• [RAW DATA]:
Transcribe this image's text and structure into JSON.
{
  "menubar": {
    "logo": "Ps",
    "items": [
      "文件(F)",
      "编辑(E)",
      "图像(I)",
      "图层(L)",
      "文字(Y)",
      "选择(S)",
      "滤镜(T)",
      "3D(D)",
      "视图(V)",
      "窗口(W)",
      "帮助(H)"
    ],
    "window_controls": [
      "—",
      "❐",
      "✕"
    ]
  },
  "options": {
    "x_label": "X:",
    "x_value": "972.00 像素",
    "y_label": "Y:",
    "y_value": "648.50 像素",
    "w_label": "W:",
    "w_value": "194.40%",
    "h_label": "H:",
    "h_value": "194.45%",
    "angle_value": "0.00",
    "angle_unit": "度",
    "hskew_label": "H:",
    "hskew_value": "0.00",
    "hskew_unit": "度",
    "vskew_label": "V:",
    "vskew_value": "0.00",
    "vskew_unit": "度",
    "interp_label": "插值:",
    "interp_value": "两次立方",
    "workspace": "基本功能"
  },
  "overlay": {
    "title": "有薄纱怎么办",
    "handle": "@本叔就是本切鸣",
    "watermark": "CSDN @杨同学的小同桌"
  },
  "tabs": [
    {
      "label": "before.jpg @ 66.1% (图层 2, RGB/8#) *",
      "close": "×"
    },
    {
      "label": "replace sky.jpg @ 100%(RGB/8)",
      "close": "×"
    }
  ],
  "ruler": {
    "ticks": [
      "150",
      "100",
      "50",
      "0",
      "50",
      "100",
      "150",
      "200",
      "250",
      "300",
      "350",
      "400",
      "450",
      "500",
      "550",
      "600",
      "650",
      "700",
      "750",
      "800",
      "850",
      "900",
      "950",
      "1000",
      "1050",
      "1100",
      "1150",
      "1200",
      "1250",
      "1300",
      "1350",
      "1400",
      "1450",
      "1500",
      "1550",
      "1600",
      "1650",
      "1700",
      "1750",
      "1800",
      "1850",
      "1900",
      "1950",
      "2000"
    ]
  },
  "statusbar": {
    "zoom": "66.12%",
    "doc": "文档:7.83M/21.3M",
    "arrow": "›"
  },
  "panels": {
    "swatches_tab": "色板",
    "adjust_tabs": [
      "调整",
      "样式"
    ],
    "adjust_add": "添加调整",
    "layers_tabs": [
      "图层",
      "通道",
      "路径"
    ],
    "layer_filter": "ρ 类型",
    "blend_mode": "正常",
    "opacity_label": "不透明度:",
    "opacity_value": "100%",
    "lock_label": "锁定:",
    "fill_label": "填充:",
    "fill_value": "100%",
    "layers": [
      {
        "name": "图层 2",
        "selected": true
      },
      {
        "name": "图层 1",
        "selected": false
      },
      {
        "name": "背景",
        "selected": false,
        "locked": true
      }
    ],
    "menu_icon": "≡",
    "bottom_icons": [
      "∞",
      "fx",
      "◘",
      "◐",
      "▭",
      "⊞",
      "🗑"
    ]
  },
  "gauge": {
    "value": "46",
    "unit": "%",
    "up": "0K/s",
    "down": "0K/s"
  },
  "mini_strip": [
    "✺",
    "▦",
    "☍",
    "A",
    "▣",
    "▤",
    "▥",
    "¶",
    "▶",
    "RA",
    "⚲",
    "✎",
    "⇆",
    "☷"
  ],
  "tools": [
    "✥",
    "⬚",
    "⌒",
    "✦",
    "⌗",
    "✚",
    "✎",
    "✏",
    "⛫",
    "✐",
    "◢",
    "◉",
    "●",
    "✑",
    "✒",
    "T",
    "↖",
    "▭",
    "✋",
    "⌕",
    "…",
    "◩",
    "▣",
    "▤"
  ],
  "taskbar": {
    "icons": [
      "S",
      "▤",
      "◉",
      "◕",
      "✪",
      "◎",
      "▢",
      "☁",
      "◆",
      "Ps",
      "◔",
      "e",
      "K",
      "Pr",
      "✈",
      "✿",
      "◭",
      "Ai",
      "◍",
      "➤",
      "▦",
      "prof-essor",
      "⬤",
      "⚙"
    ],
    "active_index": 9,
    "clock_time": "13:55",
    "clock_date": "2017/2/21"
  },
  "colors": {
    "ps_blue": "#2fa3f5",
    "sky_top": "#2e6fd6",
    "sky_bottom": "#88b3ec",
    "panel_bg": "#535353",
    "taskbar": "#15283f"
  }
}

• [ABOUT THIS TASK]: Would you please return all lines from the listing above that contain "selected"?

• [EXERCISE RESULT]:
        "selected": true
        "selected": false
        "selected": false,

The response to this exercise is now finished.